Sexual assault survivors in the state of Victoria could face fines exceeding $3000 or be thrown in jail for up to four months for telling their stories using their real names.
In February, the Judicial Proceedings Reports Act was changed to prohibit victims from identifying themselves publicly after their attacker has been convicted.
The new law also applies retrospectively, meaning victims who have previously spoken out lawfully, are now censored from discussing their abuse in public.
The law will also hit media outlets, who can be prosecuted and face fines of up to $8,000 for reporting the victims' stories.
To be able to legally identify themselves, victims would need to obtain a court order - which is massively time-consuming typically costs in excess of $10,000 in legal fees.
Dr. Rachael Burgin, a lecturer in the Swinburne Law School, described the change in the law as a "major victory" for convicted pedophiles and rapists, according to The Daily Mail.
She said thousands of survivors will now find they cannot tell their stories.
Not only can victims no longer use their real names, but they also cannot provide any identifying features such as photos in publications such as memoirs and autobiographies unless they get a court order.
"There is no way that I would just have $10,000 sitting around to pay to do this," Maggie (real name hidden), an adult survivor of child rape told news.com.au.
"(I’d) be taking money away from (my) family."
Sexual assault survivors are now fighting for their right to share their stories, with the #LetUsSpeak campaign launched on Wednesday.
The campaign, which is a collaboration between Rape and Sexual Assault Research and Advocacy (RASARA), Marque Lawyers, End Rape On Campus Australia, and news.com.au is calling on the government to reform the law.

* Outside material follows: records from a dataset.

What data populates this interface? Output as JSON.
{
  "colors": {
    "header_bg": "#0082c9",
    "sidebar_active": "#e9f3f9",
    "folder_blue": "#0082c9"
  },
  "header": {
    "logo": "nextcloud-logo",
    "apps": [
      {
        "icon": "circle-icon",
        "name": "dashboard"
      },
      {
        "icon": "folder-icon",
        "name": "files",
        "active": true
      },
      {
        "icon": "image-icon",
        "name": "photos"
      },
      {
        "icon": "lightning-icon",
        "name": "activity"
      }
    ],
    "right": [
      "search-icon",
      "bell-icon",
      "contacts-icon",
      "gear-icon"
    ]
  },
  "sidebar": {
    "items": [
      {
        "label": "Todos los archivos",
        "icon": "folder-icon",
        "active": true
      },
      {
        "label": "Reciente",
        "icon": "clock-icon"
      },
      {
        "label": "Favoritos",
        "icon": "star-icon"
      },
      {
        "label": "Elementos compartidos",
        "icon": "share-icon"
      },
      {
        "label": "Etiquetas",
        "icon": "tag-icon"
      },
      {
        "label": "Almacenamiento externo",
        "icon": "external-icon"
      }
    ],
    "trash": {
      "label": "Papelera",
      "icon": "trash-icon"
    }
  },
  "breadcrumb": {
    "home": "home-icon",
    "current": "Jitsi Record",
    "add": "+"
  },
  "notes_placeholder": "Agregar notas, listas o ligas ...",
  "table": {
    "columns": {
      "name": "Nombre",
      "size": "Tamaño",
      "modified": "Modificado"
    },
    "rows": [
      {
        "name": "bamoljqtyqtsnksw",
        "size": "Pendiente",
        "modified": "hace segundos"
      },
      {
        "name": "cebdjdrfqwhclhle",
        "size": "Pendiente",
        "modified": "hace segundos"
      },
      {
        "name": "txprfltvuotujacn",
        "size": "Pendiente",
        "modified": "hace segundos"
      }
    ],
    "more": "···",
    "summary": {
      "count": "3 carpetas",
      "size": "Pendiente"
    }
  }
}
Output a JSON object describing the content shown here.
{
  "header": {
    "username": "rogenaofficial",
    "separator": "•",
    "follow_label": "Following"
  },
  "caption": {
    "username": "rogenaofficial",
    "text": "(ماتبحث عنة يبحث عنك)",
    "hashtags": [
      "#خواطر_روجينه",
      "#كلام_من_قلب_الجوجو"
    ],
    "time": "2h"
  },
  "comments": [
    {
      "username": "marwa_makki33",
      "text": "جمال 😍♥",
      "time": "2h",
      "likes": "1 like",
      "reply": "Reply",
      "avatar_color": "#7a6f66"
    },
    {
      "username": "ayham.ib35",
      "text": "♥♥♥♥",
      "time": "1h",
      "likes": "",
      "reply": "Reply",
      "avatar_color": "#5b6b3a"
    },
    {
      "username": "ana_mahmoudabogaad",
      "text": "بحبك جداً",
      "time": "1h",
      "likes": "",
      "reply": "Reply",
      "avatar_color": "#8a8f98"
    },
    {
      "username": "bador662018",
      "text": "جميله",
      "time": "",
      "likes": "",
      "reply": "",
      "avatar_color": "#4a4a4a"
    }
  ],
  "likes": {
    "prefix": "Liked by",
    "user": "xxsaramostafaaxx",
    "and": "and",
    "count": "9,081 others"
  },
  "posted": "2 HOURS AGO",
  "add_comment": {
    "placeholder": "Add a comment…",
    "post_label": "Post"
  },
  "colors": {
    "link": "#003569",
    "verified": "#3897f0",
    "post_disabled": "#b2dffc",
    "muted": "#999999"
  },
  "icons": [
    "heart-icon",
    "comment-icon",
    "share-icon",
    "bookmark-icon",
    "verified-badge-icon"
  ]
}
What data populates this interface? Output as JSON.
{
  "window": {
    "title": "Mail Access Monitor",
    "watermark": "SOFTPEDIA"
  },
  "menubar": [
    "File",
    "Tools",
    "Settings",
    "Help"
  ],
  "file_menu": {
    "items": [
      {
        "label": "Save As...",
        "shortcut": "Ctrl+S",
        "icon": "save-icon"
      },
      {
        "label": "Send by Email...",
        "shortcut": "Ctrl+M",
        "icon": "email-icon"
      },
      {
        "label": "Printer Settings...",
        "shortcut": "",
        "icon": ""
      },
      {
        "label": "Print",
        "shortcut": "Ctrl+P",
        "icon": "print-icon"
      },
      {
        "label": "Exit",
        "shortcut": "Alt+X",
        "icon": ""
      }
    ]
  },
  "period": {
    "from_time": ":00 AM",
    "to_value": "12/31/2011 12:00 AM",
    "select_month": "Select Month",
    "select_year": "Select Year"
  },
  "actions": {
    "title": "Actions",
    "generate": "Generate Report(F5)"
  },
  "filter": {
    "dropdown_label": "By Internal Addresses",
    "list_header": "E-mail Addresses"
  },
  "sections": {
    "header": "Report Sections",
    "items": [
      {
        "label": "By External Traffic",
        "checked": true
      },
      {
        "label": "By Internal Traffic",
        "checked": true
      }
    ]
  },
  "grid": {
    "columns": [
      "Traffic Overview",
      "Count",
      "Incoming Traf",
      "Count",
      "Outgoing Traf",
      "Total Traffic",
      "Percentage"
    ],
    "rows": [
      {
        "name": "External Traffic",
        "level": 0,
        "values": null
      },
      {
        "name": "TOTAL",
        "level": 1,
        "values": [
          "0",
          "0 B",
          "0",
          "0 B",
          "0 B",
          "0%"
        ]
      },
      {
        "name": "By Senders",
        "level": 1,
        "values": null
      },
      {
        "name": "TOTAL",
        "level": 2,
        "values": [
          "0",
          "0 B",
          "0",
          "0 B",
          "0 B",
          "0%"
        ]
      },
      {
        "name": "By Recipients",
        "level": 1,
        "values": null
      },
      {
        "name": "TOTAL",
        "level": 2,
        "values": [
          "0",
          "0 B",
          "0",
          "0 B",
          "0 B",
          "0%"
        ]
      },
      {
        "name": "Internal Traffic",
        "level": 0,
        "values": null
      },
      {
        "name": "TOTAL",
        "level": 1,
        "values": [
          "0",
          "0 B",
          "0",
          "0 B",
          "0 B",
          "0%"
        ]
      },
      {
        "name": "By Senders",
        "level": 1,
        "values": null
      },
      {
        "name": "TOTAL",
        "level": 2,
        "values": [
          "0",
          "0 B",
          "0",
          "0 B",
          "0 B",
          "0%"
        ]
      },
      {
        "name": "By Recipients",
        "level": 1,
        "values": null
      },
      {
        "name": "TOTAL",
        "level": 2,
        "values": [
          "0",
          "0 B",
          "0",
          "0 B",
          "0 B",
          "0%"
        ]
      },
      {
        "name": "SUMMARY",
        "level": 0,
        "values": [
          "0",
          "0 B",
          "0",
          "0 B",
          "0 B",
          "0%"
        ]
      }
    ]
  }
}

Melbourne mother Maggie, 44, was raped from age eight by her father, who also sexually abused her older step-sister Kate (real name hidden).
When Maggie was 17, he was arrested and charged with rape and gross indecency as well as multiple counts of bestiality, after Kate reported her abuse to police.
In May 1997, four days before the trial was set to begin, he shot Kate dead at work after tracking her down using a private investigator.
He was sent to prison the following year, after pleading guilty to murder in exchange for the sexual offenses being dropped.
With his parole eligibility date looming, Maggie decided to come forward, resulting in her father receiving a nine-year jail sentence for multiple counts of incest and rape against her.
However, in March this year, the Supreme Court of Appeal slashed his sentence for the crimes against Maggie and ruled he could serve them concurrently with his murder sentence, leaving him eligible for parole in June 2022.
"I’m now a mother of three beautiful children and I wouldn’t want him out in any community," Maggie said.
"I’m not just scared for my children.
"I’m scared for all children. I also have to be the voice for my sister too.
"She never got justice for the sexual abuse she experienced either."
Maggie contacted Australian media outlets to draw attention to the lenient sentences given to pedophiles, only to learn of the new law that makes it a crime for the media to publish her name, or her fathers, as it could indirectly identify her.
"My sister was murdered for trying to tell her story and now I’m stopped from telling mine," Maggie said.
"He has all the power again. It has to change."
Victorian Attorney-General, Jill Hennessy has written to Maggie and other members of the #LetUsSpeak campaign to say she is "very sorry" to hear of their experiences.
She has requested the Department of Justice and Community Safety look into the cases.
A GoFundMe page has been set up to cover the court costs of survivors battling to overturn the gag law.
Similar gag laws were overturned in the Northern Territory and Tasmania earlier this year as a result of the #LetUsSpeak campaign.
However, they differed to the Victorian legislation as they were out-dated pre-existing policies.